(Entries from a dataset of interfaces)
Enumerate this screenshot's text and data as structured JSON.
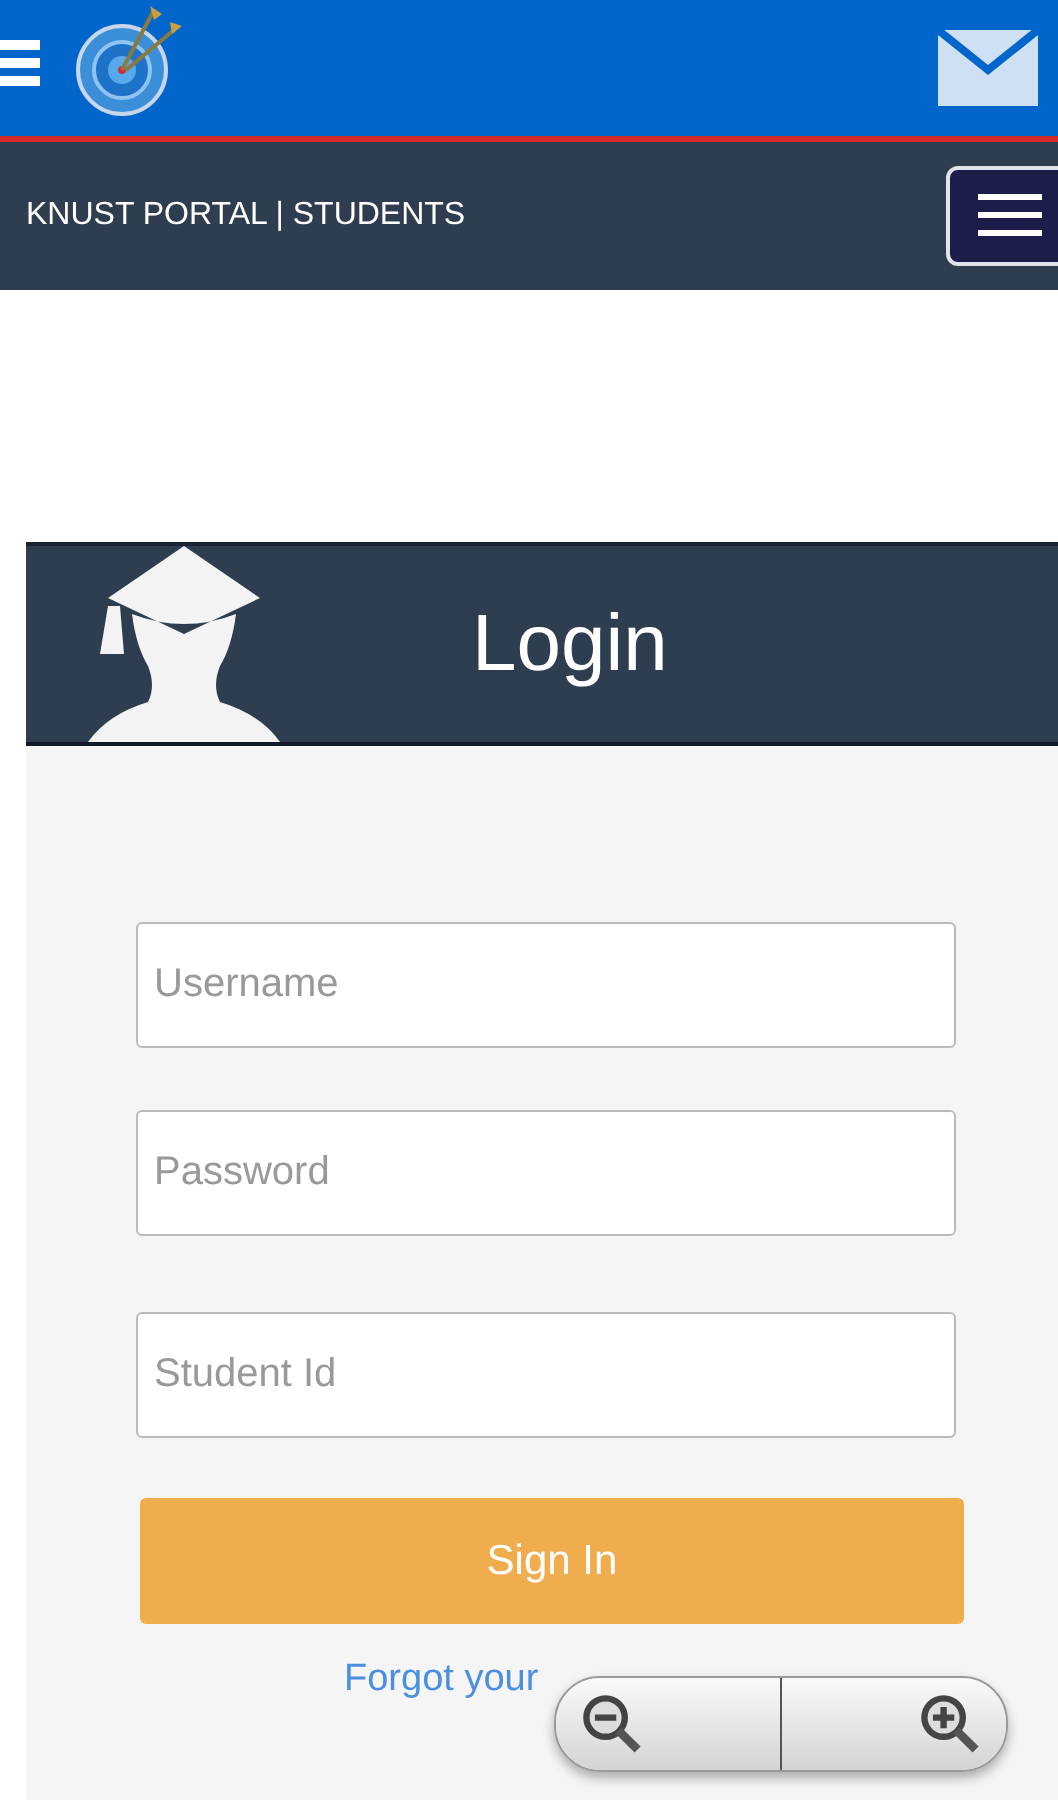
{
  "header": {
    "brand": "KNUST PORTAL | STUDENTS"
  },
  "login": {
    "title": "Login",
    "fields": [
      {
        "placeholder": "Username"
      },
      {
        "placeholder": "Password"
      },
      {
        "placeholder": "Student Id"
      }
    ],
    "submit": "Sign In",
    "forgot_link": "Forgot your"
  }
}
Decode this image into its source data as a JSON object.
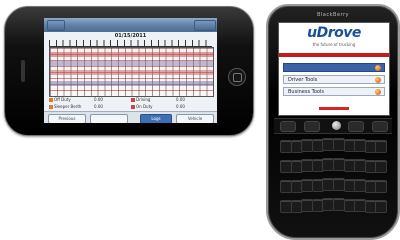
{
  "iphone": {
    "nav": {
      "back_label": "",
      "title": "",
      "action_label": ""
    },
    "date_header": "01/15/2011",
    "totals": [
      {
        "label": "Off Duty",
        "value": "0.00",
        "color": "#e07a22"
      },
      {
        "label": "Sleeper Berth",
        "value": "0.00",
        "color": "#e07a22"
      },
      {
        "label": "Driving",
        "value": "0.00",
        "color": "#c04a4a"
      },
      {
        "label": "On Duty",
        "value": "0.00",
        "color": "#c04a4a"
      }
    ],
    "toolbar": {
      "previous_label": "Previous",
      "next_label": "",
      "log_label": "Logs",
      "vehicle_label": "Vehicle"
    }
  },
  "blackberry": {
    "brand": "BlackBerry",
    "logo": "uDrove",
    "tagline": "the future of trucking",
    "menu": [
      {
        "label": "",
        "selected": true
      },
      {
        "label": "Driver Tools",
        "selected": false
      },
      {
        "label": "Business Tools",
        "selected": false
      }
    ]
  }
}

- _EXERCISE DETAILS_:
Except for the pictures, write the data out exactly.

- _ANSWER TO THIS PROBLEM_:
Enumerate this screenshot's text and data as structured JSON.
{
  "header": {
    "brand": "KNUST PORTAL | STUDENTS"
  },
  "login": {
    "title": "Login",
    "fields": [
      {
        "placeholder": "Username"
      },
      {
        "placeholder": "Password"
      },
      {
        "placeholder": "Student Id"
      }
    ],
    "submit": "Sign In",
    "forgot_link": "Forgot your"
  }
}
Decode this image into its source data as a JSON object.
{
  "iphone": {
    "nav": {
      "back_label": "",
      "title": "",
      "action_label": ""
    },
    "date_header": "01/15/2011",
    "totals": [
      {
        "label": "Off Duty",
        "value": "0.00",
        "color": "#e07a22"
      },
      {
        "label": "Sleeper Berth",
        "value": "0.00",
        "color": "#e07a22"
      },
      {
        "label": "Driving",
        "value": "0.00",
        "color": "#c04a4a"
      },
      {
        "label": "On Duty",
        "value": "0.00",
        "color": "#c04a4a"
      }
    ],
    "toolbar": {
      "previous_label": "Previous",
      "next_label": "",
      "log_label": "Logs",
      "vehicle_label": "Vehicle"
    }
  },
  "blackberry": {
    "brand": "BlackBerry",
    "logo": "uDrove",
    "tagline": "the future of trucking",
    "menu": [
      {
        "label": "",
        "selected": true
      },
      {
        "label": "Driver Tools",
        "selected": false
      },
      {
        "label": "Business Tools",
        "selected": false
      }
    ]
  }
}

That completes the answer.